Today's Guest Blogger is a real treat for anyone in the midst of planning/organising or "bridesmaiding" a wedding - Gaby of SouthBound Bride (SBB) is here to share her number one tip for how-to-remain-calm on The Big Day. I first met Gaby (in the flesh) midway through last year and we hit it off like a house on fire. It was probably the enthusiastic wedding chatter or the two bottles of red wine that did the trick - but either way, I can personally say that Gaby is one of the loveliest gals on the internet. Even The Warr who has never met Gaby has realised that we are kindred spirits and whenever I have gone off to meet Gaby he remarks, "Oh, are you off to meet your new BFF SBB?" He's so funny with his double acronyms.
SouthBound Bride - has been a real inspiration during my wedding planning phase - and I really love the inspiration boards that you can request from Gaby - gratis! They are so gorgeous - like one of her more recent boards - Coral and Chalk (above) - doesn't that name enough just sound so delicious! Gaby also curates awesome weekly round-ups and shares her favourite wedding-finds from around the web - so you can always be sure to find something on SBB to get your creative-juices flowing.
What I love about Gabys wedding blog is that unlike many wedding blogs - each of her posts feature "the voice of Gaby". In amidst all the gorgeous wedding inspiration you get a glimpse of Gaby's personal taste, style and (often hilarious) wedding-related stories. Hop over to SBB to see just what I mean.
Hello lovely Indieberries readers, it’s Gaby of SouthBound Bride, Che’s favourite wedding blogger* (Gaby totally just put that in herself - but, I do whole-heartedly agree!). When I offered to write a little guest post while she’s on the wedding crazy train, I asked her what she’d like me to write about. “How to keep calm on the big day,” she said. And so here I am, to tell you all just that.
Thing is, for all my years of wedding blogging and advanced (self-awarded) degree in flower and veil terminology, I’ve never been a bride, so to answer this question I thought I would fall back on my experiences as a bridesmaid.
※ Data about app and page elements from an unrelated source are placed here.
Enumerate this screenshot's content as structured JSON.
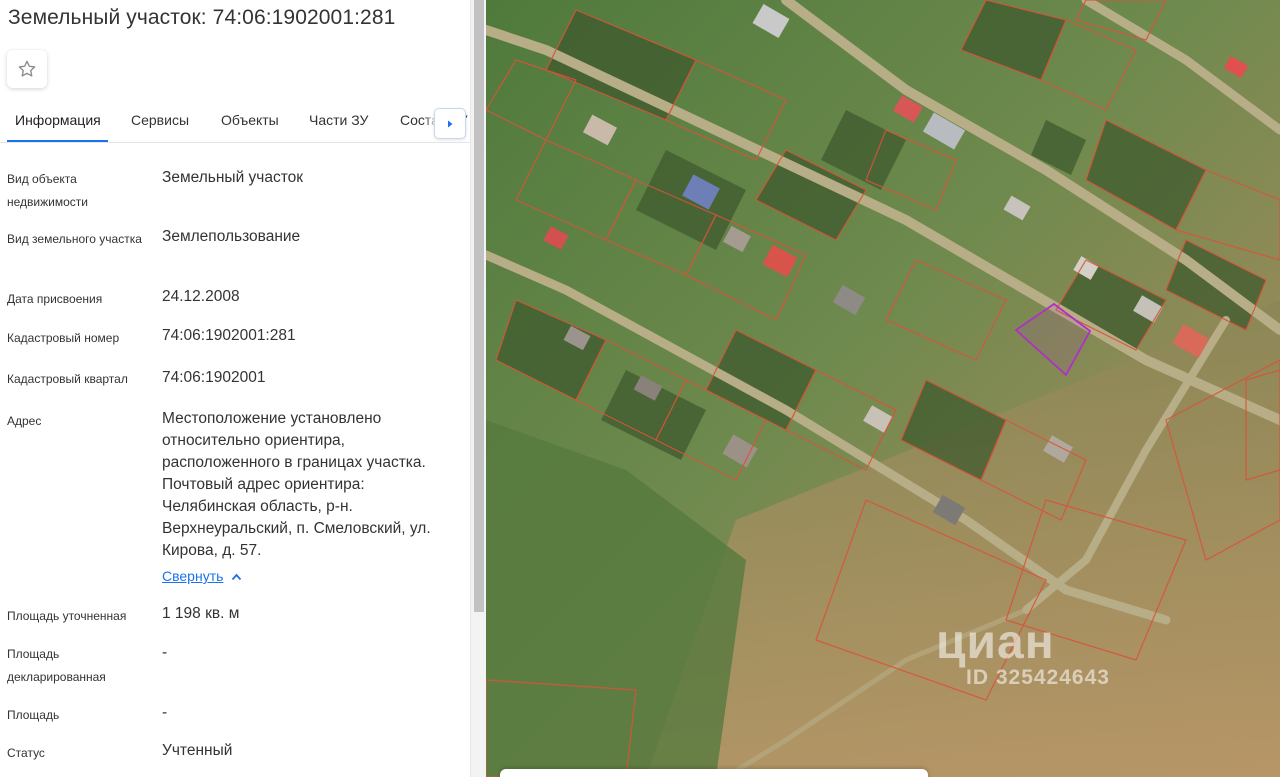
{
  "header": {
    "title": "Земельный участок: 74:06:1902001:281",
    "favorite_icon": "star-outline-icon"
  },
  "tabs": [
    {
      "label": "Информация",
      "active": true
    },
    {
      "label": "Сервисы",
      "active": false
    },
    {
      "label": "Объекты",
      "active": false
    },
    {
      "label": "Части ЗУ",
      "active": false
    },
    {
      "label": "Состав ЗУ",
      "active": false
    }
  ],
  "tabs_scroll_icon": "chevron-right-icon",
  "details": [
    {
      "label": "Вид объекта недвижимости",
      "value": "Земельный участок"
    },
    {
      "label": "Вид земельного участка",
      "value": "Землепользование"
    },
    {
      "label": "Дата присвоения",
      "value": "24.12.2008"
    },
    {
      "label": "Кадастровый номер",
      "value": "74:06:1902001:281"
    },
    {
      "label": "Кадастровый квартал",
      "value": "74:06:1902001"
    },
    {
      "label": "Адрес",
      "value": "Местоположение установлено относительно ориентира, расположенного в границах участка. Почтовый адрес ориентира: Челябинская область, р-н. Верхнеуральский, п. Смеловский, ул. Кирова, д. 57."
    },
    {
      "label": "Площадь уточненная",
      "value": "1 198 кв. м"
    },
    {
      "label": "Площадь декларированная",
      "value": "-"
    },
    {
      "label": "Площадь",
      "value": "-"
    },
    {
      "label": "Статус",
      "value": "Учтенный"
    }
  ],
  "collapse_link": "Свернуть",
  "collapse_icon": "chevron-up-icon",
  "map": {
    "watermark_brand": "циан",
    "watermark_id": "ID 325424643",
    "selected_parcel_color": "#b02fc9",
    "parcel_border_color": "#d9533a"
  },
  "colors": {
    "accent": "#1a73e8"
  }
}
And what I can tell Che, and all of you brides (and bridesmaids) to be is that something will probably go horribly wrong. Fact.
The first wedding I bridesmaided for was relatively disaster free (although we almost forgot the groom’s ring and had to turn back for it). The second was for my school friend a gorgeous girl with a flare for the dramatic. She wanted to make a grand first impression, and picked Pavarotti’s Nessun Dorma as the perfect tune. You know the one – starts off soft, builds to “vincero, vincero, viiiiiinceeeeeeeroooooooo” (If you don't speak Gaby you can listen to the song here). Problem was, her chapel was tiny, so the plan was that the church doors would stay closed for the first part of the song while atmosphere and anticipation would build, then the bridesmaids would come in just before the chorus and the bride would follow for her triumphant (operatic) entrance. We had it timed within milliseconds. Problem was, nobody told the man who was opening the door. He flung it open at the first strains of the choir. So there my fellow bridesmaid and I stood, all eyes on us from inside the little church. For five full minutes. We couldn’t move, because that would ruin the bride’s big moment. (The bride who, by the way, was standing off to one side
doubled over with laughter.) AWKWARD.
The last time I was a bridesmaid, I thought I had just about every eventuality covered (and by then, I was running SouthBound Bride, so I had the benefit of hundreds of real brides’ hindsight advice). After the ceremony, I headed off with the rest of the wedding party for photos, confident that the guests would enjoy their cocktail hour sipping lemonade through stripey straws, eating canapés, and admiring the bride’s unusual choice of wedding cake – a tower of donuts. The donuts were supposed to each sit on a delicate paper doily, having been placed stylishly on a lovely platter and encircled with flowers and berries. Tres Martha. What we didn’t know was that the co-ordinator (and I use the term loosely) had simply piled them up on a plate. Yep, you can see this coming. By the time we got
back from the photoshoot… the guests had eaten the ‘cake’.
The thing is, that while neither of these specially planned details went to plan, they’ve become some of the funniest memories from those happy days. We’ll still be laughing at them on ten-year anniversaries, and twenty, and beyond. So my keep calm tip is this: Something is probably going to go wrong. But when it does, go with it. It’s all part of your story, and while every love story is perfect, they’re not
built on perfection.
And if you’re still worried, arm your bridesmaids with an emergency kit.
You can download mine here.
Thanks so much Gaby! I am preparing myself for the rings to be dropped, my bridesmaids to be drunk, a tropical torrential downpour with no umbrellas, the minister to forget the date, my dress to rip and my photographers hair to catch on fire. And surely if I prepare for all that - then there's much else that can go wrong. Right?